THE TASK: I would like every line of the records below that contains the word "金砖巧克力" copied.

[Stored data entries]
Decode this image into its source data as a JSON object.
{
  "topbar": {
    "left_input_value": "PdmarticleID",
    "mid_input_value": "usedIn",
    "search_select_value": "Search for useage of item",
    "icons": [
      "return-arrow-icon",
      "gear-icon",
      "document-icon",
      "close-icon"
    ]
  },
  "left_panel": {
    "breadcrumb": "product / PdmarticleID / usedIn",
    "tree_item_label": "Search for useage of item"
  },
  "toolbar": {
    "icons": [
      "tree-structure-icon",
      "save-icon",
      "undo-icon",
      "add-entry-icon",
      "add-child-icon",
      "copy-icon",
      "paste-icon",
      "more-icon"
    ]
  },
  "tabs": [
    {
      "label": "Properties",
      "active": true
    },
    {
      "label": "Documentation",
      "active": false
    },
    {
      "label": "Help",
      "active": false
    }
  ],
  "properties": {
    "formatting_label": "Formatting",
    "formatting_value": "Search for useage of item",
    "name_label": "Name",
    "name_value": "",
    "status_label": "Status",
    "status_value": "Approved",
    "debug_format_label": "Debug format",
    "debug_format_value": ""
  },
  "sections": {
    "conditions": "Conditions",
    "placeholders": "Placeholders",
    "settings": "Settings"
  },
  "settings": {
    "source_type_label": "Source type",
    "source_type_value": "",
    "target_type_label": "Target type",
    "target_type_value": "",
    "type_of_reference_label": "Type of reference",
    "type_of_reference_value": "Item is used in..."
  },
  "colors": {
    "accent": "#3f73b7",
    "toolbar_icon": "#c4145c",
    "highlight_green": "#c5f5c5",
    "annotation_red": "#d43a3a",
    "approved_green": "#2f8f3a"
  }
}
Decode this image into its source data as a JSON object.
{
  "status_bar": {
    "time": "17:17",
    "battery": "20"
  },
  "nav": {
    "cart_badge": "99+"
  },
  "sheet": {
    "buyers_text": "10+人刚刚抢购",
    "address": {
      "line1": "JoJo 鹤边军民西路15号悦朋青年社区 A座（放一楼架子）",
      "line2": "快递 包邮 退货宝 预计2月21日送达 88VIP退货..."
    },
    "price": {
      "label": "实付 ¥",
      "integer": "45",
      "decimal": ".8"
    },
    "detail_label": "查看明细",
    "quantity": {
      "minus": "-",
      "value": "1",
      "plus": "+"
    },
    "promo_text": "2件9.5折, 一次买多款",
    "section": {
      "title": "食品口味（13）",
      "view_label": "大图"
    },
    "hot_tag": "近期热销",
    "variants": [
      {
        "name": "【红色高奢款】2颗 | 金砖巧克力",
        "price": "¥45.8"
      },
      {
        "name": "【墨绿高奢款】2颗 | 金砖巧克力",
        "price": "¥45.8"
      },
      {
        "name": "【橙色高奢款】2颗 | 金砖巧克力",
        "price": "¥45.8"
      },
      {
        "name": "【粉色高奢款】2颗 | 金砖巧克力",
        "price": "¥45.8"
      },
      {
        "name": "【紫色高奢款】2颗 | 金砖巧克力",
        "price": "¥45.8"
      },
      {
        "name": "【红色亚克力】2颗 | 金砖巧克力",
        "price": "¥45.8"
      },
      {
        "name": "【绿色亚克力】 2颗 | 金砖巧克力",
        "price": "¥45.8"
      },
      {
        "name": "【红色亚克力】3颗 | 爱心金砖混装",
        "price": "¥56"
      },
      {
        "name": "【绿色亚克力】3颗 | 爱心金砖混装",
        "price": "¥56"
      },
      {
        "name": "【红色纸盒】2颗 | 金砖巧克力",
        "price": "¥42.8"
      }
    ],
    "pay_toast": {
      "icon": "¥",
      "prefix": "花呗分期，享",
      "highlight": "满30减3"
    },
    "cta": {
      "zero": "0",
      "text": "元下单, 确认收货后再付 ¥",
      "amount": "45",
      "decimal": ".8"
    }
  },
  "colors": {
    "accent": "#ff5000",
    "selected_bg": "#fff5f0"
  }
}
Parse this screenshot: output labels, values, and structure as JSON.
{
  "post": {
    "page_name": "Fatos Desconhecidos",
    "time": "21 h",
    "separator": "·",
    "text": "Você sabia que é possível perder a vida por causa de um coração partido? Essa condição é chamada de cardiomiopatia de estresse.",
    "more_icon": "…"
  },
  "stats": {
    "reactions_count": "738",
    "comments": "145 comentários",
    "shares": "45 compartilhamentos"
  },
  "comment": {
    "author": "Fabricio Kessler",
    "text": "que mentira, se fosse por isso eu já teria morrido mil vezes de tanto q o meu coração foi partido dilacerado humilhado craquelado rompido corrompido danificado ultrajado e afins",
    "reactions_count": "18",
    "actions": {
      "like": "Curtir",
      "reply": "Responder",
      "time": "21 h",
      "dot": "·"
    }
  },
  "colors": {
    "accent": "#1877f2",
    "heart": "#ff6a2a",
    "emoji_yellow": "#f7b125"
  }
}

OUTPUT OF THE EXERCISE:
        "name": "【红色高奢款】2颗 | 金砖巧克力",
        "name": "【墨绿高奢款】2颗 | 金砖巧克力",
        "name": "【橙色高奢款】2颗 | 金砖巧克力",
        "name": "【粉色高奢款】2颗 | 金砖巧克力",
        "name": "【紫色高奢款】2颗 | 金砖巧克力",
        "name": "【红色亚克力】2颗 | 金砖巧克力",
        "name": "【绿色亚克力】 2颗 | 金砖巧克力",
        "name": "【红色纸盒】2颗 | 金砖巧克力",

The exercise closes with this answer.